■ Brief: One number is the whole answer: the tally of lines in the records below that contain "JSON".

(Page and application data records)
Start of Block
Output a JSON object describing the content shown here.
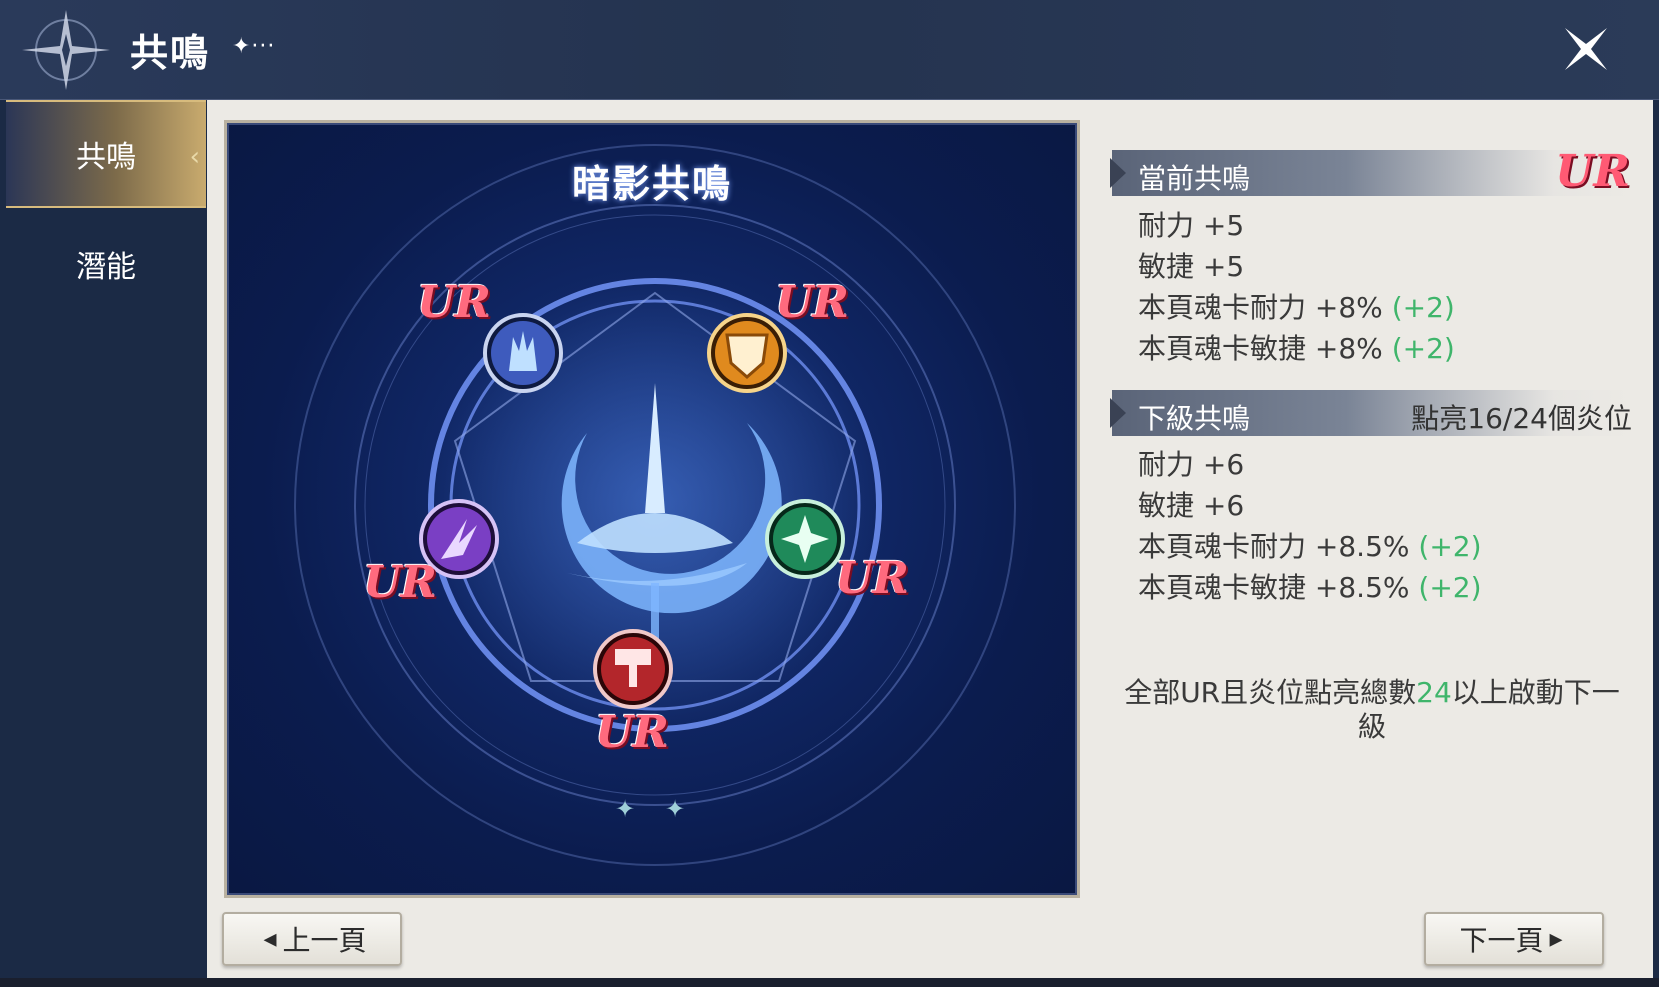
{
  "header": {
    "title": "共鳴",
    "title_ornament": "✦···"
  },
  "sidebar": {
    "tabs": [
      {
        "label": "共鳴",
        "active": true
      },
      {
        "label": "潛能",
        "active": false
      }
    ]
  },
  "resonance": {
    "name": "暗影共鳴",
    "slots": [
      {
        "rarity": "UR",
        "icon": "blue-hand-icon",
        "color": "#3e5bbd"
      },
      {
        "rarity": "UR",
        "icon": "orange-shield-icon",
        "color": "#e08a1e"
      },
      {
        "rarity": "UR",
        "icon": "purple-claw-icon",
        "color": "#7a3fc4"
      },
      {
        "rarity": "UR",
        "icon": "green-cross-icon",
        "color": "#1f8a5a"
      },
      {
        "rarity": "UR",
        "icon": "red-hammer-icon",
        "color": "#b3262b"
      }
    ],
    "center_icon": "water-moon-icon",
    "page_dots": [
      "✦",
      "✦"
    ]
  },
  "current": {
    "title": "當前共鳴",
    "badge": "UR",
    "stats": [
      {
        "text": "耐力 +5",
        "bonus": ""
      },
      {
        "text": "敏捷 +5",
        "bonus": ""
      },
      {
        "text": "本頁魂卡耐力 +8% ",
        "bonus": "(+2)"
      },
      {
        "text": "本頁魂卡敏捷 +8% ",
        "bonus": "(+2)"
      }
    ]
  },
  "next": {
    "title": "下級共鳴",
    "progress": "點亮16/24個炎位",
    "stats": [
      {
        "text": "耐力 +6",
        "bonus": ""
      },
      {
        "text": "敏捷 +6",
        "bonus": ""
      },
      {
        "text": "本頁魂卡耐力 +8.5% ",
        "bonus": "(+2)"
      },
      {
        "text": "本頁魂卡敏捷 +8.5% ",
        "bonus": "(+2)"
      }
    ]
  },
  "requirement": {
    "prefix": "全部UR且炎位點亮總數",
    "number": "24",
    "suffix": "以上啟動下一級"
  },
  "nav": {
    "prev_label": "上一頁",
    "next_label": "下一頁"
  },
  "colors": {
    "accent_green": "#3fb56b",
    "ur_red": "#ff5a74",
    "header_bg": "#2a3a5a"
  }
}
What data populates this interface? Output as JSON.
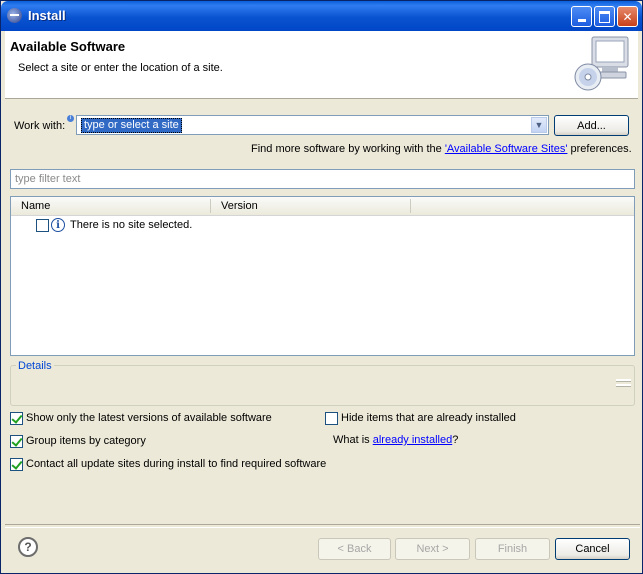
{
  "window": {
    "title": "Install"
  },
  "header": {
    "title": "Available Software",
    "description": "Select a site or enter the location of a site."
  },
  "work_with": {
    "label": "Work with:",
    "value": "type or select a site",
    "add_button": "Add...",
    "more_prefix": "Find more software by working with the ",
    "more_link": "'Available Software Sites'",
    "more_suffix": " preferences."
  },
  "filter": {
    "placeholder": "type filter text"
  },
  "table": {
    "columns": [
      "Name",
      "Version"
    ],
    "rows": [
      {
        "text": "There is no site selected."
      }
    ]
  },
  "details": {
    "label": "Details"
  },
  "options": {
    "latest_versions": {
      "label": "Show only the latest versions of available software",
      "checked": true
    },
    "group_by_category": {
      "label": "Group items by category",
      "checked": true
    },
    "contact_sites": {
      "label": "Contact all update sites during install to find required software",
      "checked": true
    },
    "hide_installed": {
      "label": "Hide items that are already installed",
      "checked": false
    },
    "what_is_prefix": "What is ",
    "what_is_link": "already installed",
    "what_is_suffix": "?"
  },
  "buttons": {
    "back": "< Back",
    "next": "Next >",
    "finish": "Finish",
    "cancel": "Cancel"
  }
}
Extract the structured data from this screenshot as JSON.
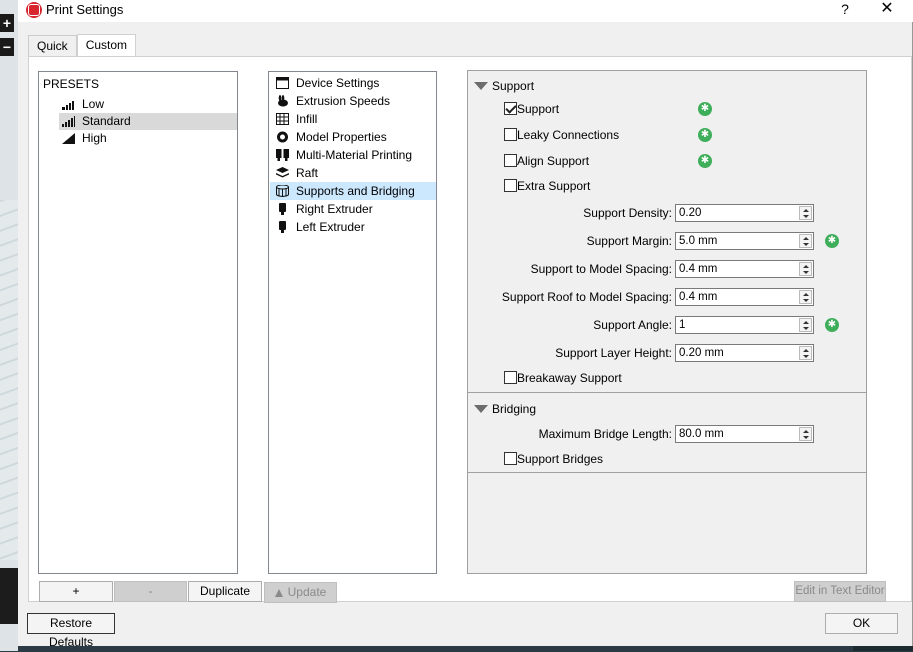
{
  "window": {
    "title": "Print Settings",
    "help": "?",
    "close": "✕"
  },
  "tabs": [
    {
      "label": "Quick"
    },
    {
      "label": "Custom"
    }
  ],
  "presets": {
    "header": "PRESETS",
    "items": [
      {
        "label": "Low"
      },
      {
        "label": "Standard"
      },
      {
        "label": "High"
      }
    ],
    "selected": "Standard"
  },
  "categories": {
    "items": [
      {
        "label": "Device Settings",
        "icon": "window-icon"
      },
      {
        "label": "Extrusion Speeds",
        "icon": "rabbit-icon"
      },
      {
        "label": "Infill",
        "icon": "infill-grid-icon"
      },
      {
        "label": "Model Properties",
        "icon": "model-ring-icon"
      },
      {
        "label": "Multi-Material Printing",
        "icon": "dual-extruder-icon"
      },
      {
        "label": "Raft",
        "icon": "layers-icon"
      },
      {
        "label": "Supports and Bridging",
        "icon": "support-cylinder-icon"
      },
      {
        "label": "Right Extruder",
        "icon": "extruder-icon"
      },
      {
        "label": "Left Extruder",
        "icon": "extruder-icon"
      }
    ],
    "selected": "Supports and Bridging"
  },
  "support": {
    "header": "Support",
    "checks": [
      {
        "label": "Support",
        "checked": true,
        "modified": true
      },
      {
        "label": "Leaky Connections",
        "checked": false,
        "modified": true
      },
      {
        "label": "Align Support",
        "checked": false,
        "modified": true
      },
      {
        "label": "Extra Support",
        "checked": false,
        "modified": false
      }
    ],
    "fields": [
      {
        "label": "Support Density:",
        "value": "0.20",
        "modified": false
      },
      {
        "label": "Support Margin:",
        "value": "5.0 mm",
        "modified": true
      },
      {
        "label": "Support to Model Spacing:",
        "value": "0.4 mm",
        "modified": false
      },
      {
        "label": "Support Roof to Model Spacing:",
        "value": "0.4 mm",
        "modified": false
      },
      {
        "label": "Support Angle:",
        "value": "1",
        "modified": true
      },
      {
        "label": "Support Layer Height:",
        "value": "0.20 mm",
        "modified": false
      }
    ],
    "breakaway": {
      "label": "Breakaway Support",
      "checked": false
    }
  },
  "bridging": {
    "header": "Bridging",
    "field": {
      "label": "Maximum Bridge Length:",
      "value": "80.0 mm"
    },
    "check": {
      "label": "Support Bridges",
      "checked": false
    }
  },
  "buttons": {
    "add": "+",
    "remove": "-",
    "duplicate": "Duplicate",
    "update": "Update",
    "edit_text": "Edit in Text Editor",
    "restore": "Restore Defaults",
    "ok": "OK"
  },
  "colors": {
    "modified_indicator": "#3fae5b",
    "selection": "#cce8ff",
    "preset_selection": "#d9d9d9"
  }
}
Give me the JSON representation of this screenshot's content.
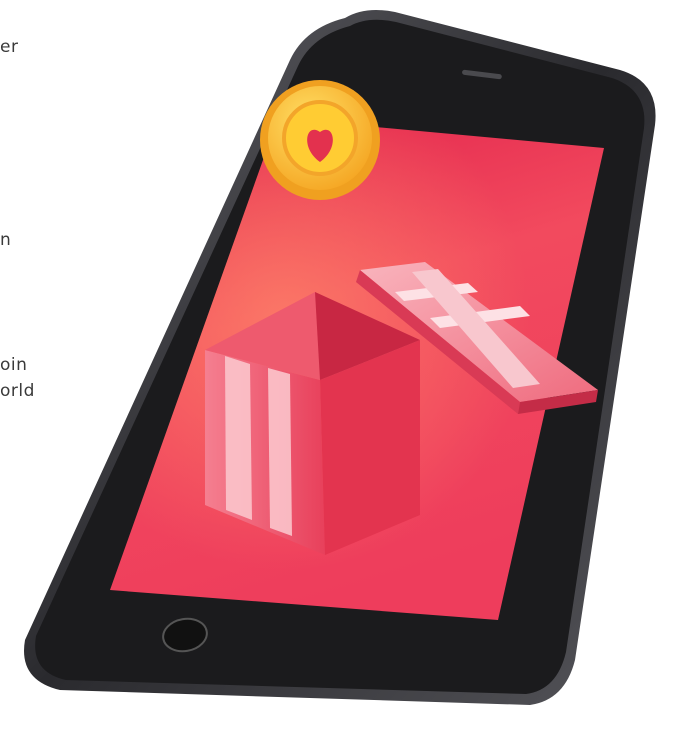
{
  "text_fragments": [
    "er",
    "n",
    "oin",
    "orld"
  ],
  "colors": {
    "screen_top": "#e8234f",
    "screen_bottom": "#f04a62",
    "phone_body": "#1c1c1e",
    "phone_frame": "#4a4a4e",
    "coin_outer": "#f6a623",
    "coin_inner": "#ffd24d",
    "heart": "#e6304f",
    "gift_light": "#f7a8b2",
    "gift_dark": "#e5334f"
  },
  "icons": [
    "heart-coin-icon",
    "gift-box-icon",
    "home-button-icon"
  ]
}
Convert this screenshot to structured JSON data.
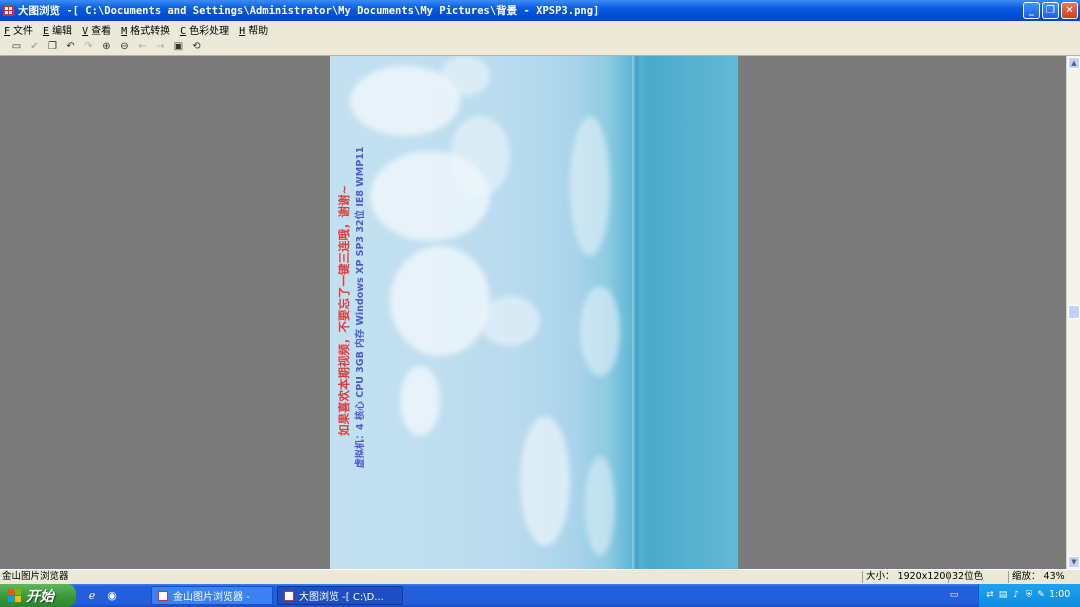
{
  "window": {
    "title": "大图浏览 -[ C:\\Documents and Settings\\Administrator\\My Documents\\My Pictures\\背景 - XPSP3.png]",
    "minimize": "_",
    "maximize": "❐",
    "close": "✕"
  },
  "menu": [
    {
      "key": "F",
      "label": "文件"
    },
    {
      "key": "E",
      "label": "编辑"
    },
    {
      "key": "V",
      "label": "查看"
    },
    {
      "key": "M",
      "label": "格式转换"
    },
    {
      "key": "C",
      "label": "色彩处理"
    },
    {
      "key": "H",
      "label": "帮助"
    }
  ],
  "toolbar": {
    "icons": [
      "select",
      "check",
      "copy",
      "undo",
      "redo",
      "zoom-in",
      "zoom-out",
      "prev",
      "next",
      "fit",
      "rotate"
    ]
  },
  "photo": {
    "line1": "如果喜欢本期视频，不要忘了一键三连哦，谢谢~",
    "line2": "虚拟机：4 核心 CPU   3GB 内存   Windows XP SP3 32位   IE8   WMP11"
  },
  "statusbar": {
    "app_name": "金山图片浏览器",
    "size_label": "大小：",
    "size_value": "1920x1200",
    "color_depth": "32位色",
    "zoom_label": "缩放：",
    "zoom_value": "43%"
  },
  "taskbar": {
    "start_label": "开始",
    "tasks": [
      {
        "label": "金山图片浏览器 -"
      },
      {
        "label": "大图浏览 -[ C:\\D..."
      }
    ],
    "clock": "1:00"
  },
  "colors": {
    "titlebar": "#0a5ce0",
    "taskbar": "#245edb",
    "start": "#3c9a3c",
    "canvas": "#7b7b7b",
    "caption_red": "#e23b3b",
    "caption_blue": "#4c5bd0"
  }
}
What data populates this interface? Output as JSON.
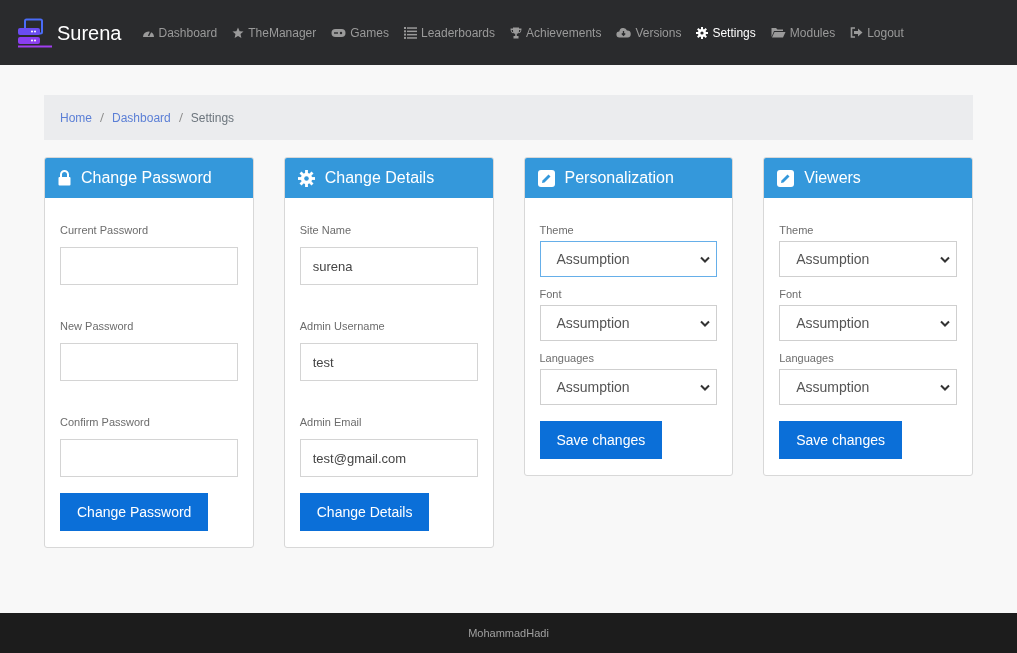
{
  "brand": {
    "name": "Surena"
  },
  "nav": [
    {
      "label": "Dashboard",
      "selected": false
    },
    {
      "label": "TheManager",
      "selected": false
    },
    {
      "label": "Games",
      "selected": false
    },
    {
      "label": "Leaderboards",
      "selected": false
    },
    {
      "label": "Achievements",
      "selected": false
    },
    {
      "label": "Versions",
      "selected": false
    },
    {
      "label": "Settings",
      "selected": true
    },
    {
      "label": "Modules",
      "selected": false
    },
    {
      "label": "Logout",
      "selected": false
    }
  ],
  "breadcrumb": [
    {
      "label": "Home",
      "link": true
    },
    {
      "label": "Dashboard",
      "link": true
    },
    {
      "label": "Settings",
      "link": false
    }
  ],
  "cards": [
    {
      "title": "Change Password",
      "kind": "inputs",
      "fields": [
        {
          "label": "Current Password"
        },
        {
          "label": "New Password"
        },
        {
          "label": "Confirm Password"
        }
      ],
      "button": "Change Password"
    },
    {
      "title": "Change Details",
      "kind": "inputs",
      "fields": [
        {
          "label": "Site Name",
          "value": "surena"
        },
        {
          "label": "Admin Username",
          "value": "test"
        },
        {
          "label": "Admin Email",
          "value": "test@gmail.com"
        }
      ],
      "button": "Change Details"
    },
    {
      "title": "Personalization",
      "kind": "selects",
      "fields": [
        {
          "label": "Theme",
          "value": "Assumption",
          "focused": true
        },
        {
          "label": "Font",
          "value": "Assumption",
          "focused": false
        },
        {
          "label": "Languages",
          "value": "Assumption",
          "focused": false
        }
      ],
      "button": "Save changes"
    },
    {
      "title": "Viewers",
      "kind": "selects",
      "fields": [
        {
          "label": "Theme",
          "value": "Assumption",
          "focused": false
        },
        {
          "label": "Font",
          "value": "Assumption",
          "focused": false
        },
        {
          "label": "Languages",
          "value": "Assumption",
          "focused": false
        }
      ],
      "button": "Save changes"
    }
  ],
  "footer": {
    "text": "MohammadHadi"
  }
}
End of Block
■ Solution for this exercise: 6